- [Task statement]: Repeat the entries verbatim.

___ Records provided ___

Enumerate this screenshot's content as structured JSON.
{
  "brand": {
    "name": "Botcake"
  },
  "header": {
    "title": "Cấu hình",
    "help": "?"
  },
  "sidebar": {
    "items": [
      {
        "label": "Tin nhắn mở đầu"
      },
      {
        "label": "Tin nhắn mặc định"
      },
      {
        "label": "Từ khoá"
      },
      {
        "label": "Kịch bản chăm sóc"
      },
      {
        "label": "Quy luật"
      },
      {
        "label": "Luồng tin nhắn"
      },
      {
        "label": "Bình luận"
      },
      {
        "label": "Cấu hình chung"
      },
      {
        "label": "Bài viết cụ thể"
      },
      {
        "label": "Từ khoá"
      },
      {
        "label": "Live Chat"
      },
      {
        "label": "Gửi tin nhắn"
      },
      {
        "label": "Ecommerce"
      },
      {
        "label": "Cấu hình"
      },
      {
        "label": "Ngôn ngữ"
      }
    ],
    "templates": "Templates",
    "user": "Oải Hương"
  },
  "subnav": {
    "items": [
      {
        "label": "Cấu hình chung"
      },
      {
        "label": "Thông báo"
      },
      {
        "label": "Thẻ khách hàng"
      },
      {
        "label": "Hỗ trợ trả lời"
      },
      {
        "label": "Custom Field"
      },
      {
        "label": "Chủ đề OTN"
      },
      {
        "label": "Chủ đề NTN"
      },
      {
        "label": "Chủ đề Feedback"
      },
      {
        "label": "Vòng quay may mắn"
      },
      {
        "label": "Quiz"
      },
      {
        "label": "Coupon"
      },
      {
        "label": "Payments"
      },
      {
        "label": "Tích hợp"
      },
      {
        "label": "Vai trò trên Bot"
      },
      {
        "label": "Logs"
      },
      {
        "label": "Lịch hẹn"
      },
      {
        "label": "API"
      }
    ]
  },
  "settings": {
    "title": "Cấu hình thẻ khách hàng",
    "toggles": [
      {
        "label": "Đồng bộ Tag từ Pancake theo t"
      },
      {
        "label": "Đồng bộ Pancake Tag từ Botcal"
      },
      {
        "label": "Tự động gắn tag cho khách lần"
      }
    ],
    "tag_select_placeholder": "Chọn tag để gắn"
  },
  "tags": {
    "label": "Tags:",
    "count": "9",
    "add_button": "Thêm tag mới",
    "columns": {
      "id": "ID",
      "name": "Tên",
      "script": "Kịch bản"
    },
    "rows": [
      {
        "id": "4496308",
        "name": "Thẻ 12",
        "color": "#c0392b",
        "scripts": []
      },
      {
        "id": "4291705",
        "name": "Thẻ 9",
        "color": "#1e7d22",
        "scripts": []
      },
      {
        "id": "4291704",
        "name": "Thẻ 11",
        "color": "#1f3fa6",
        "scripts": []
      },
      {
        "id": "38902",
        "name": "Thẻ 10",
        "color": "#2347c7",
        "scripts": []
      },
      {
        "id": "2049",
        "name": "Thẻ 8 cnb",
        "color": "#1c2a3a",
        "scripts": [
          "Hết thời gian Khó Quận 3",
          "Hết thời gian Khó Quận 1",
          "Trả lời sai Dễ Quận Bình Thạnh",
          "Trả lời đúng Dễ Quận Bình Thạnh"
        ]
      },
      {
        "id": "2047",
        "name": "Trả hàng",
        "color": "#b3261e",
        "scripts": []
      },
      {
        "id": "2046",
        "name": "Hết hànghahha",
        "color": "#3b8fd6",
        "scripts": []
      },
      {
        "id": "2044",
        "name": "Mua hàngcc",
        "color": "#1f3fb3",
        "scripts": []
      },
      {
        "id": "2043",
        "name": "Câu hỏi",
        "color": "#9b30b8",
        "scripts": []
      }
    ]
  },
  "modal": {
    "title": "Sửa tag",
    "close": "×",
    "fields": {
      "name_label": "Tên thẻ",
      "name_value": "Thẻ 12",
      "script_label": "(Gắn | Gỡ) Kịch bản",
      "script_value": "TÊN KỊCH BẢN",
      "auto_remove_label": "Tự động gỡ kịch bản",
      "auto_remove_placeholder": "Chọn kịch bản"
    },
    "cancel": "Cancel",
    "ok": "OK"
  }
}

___

- [Answer box]:
Enumerate this screenshot's content as structured JSON.
{
  "brand": {
    "name": "Botcake"
  },
  "header": {
    "title": "Cấu hình",
    "help": "?"
  },
  "sidebar": {
    "items": [
      {
        "label": "Tin nhắn mở đầu"
      },
      {
        "label": "Tin nhắn mặc định"
      },
      {
        "label": "Từ khoá"
      },
      {
        "label": "Kịch bản chăm sóc"
      },
      {
        "label": "Quy luật"
      },
      {
        "label": "Luồng tin nhắn"
      },
      {
        "label": "Bình luận"
      },
      {
        "label": "Cấu hình chung"
      },
      {
        "label": "Bài viết cụ thể"
      },
      {
        "label": "Từ khoá"
      },
      {
        "label": "Live Chat"
      },
      {
        "label": "Gửi tin nhắn"
      },
      {
        "label": "Ecommerce"
      },
      {
        "label": "Cấu hình"
      },
      {
        "label": "Ngôn ngữ"
      }
    ],
    "templates": "Templates",
    "user": "Oải Hương"
  },
  "subnav": {
    "items": [
      {
        "label": "Cấu hình chung"
      },
      {
        "label": "Thông báo"
      },
      {
        "label": "Thẻ khách hàng"
      },
      {
        "label": "Hỗ trợ trả lời"
      },
      {
        "label": "Custom Field"
      },
      {
        "label": "Chủ đề OTN"
      },
      {
        "label": "Chủ đề NTN"
      },
      {
        "label": "Chủ đề Feedback"
      },
      {
        "label": "Vòng quay may mắn"
      },
      {
        "label": "Quiz"
      },
      {
        "label": "Coupon"
      },
      {
        "label": "Payments"
      },
      {
        "label": "Tích hợp"
      },
      {
        "label": "Vai trò trên Bot"
      },
      {
        "label": "Logs"
      },
      {
        "label": "Lịch hẹn"
      },
      {
        "label": "API"
      }
    ]
  },
  "settings": {
    "title": "Cấu hình thẻ khách hàng",
    "toggles": [
      {
        "label": "Đồng bộ Tag từ Pancake theo t"
      },
      {
        "label": "Đồng bộ Pancake Tag từ Botcal"
      },
      {
        "label": "Tự động gắn tag cho khách lần"
      }
    ],
    "tag_select_placeholder": "Chọn tag để gắn"
  },
  "tags": {
    "label": "Tags:",
    "count": "9",
    "add_button": "Thêm tag mới",
    "columns": {
      "id": "ID",
      "name": "Tên",
      "script": "Kịch bản"
    },
    "rows": [
      {
        "id": "4496308",
        "name": "Thẻ 12",
        "color": "#c0392b",
        "scripts": []
      },
      {
        "id": "4291705",
        "name": "Thẻ 9",
        "color": "#1e7d22",
        "scripts": []
      },
      {
        "id": "4291704",
        "name": "Thẻ 11",
        "color": "#1f3fa6",
        "scripts": []
      },
      {
        "id": "38902",
        "name": "Thẻ 10",
        "color": "#2347c7",
        "scripts": []
      },
      {
        "id": "2049",
        "name": "Thẻ 8 cnb",
        "color": "#1c2a3a",
        "scripts": [
          "Hết thời gian Khó Quận 3",
          "Hết thời gian Khó Quận 1",
          "Trả lời sai Dễ Quận Bình Thạnh",
          "Trả lời đúng Dễ Quận Bình Thạnh"
        ]
      },
      {
        "id": "2047",
        "name": "Trả hàng",
        "color": "#b3261e",
        "scripts": []
      },
      {
        "id": "2046",
        "name": "Hết hànghahha",
        "color": "#3b8fd6",
        "scripts": []
      },
      {
        "id": "2044",
        "name": "Mua hàngcc",
        "color": "#1f3fb3",
        "scripts": []
      },
      {
        "id": "2043",
        "name": "Câu hỏi",
        "color": "#9b30b8",
        "scripts": []
      }
    ]
  },
  "modal": {
    "title": "Sửa tag",
    "close": "×",
    "fields": {
      "name_label": "Tên thẻ",
      "name_value": "Thẻ 12",
      "script_label": "(Gắn | Gỡ) Kịch bản",
      "script_value": "TÊN KỊCH BẢN",
      "auto_remove_label": "Tự động gỡ kịch bản",
      "auto_remove_placeholder": "Chọn kịch bản"
    },
    "cancel": "Cancel",
    "ok": "OK"
  }
}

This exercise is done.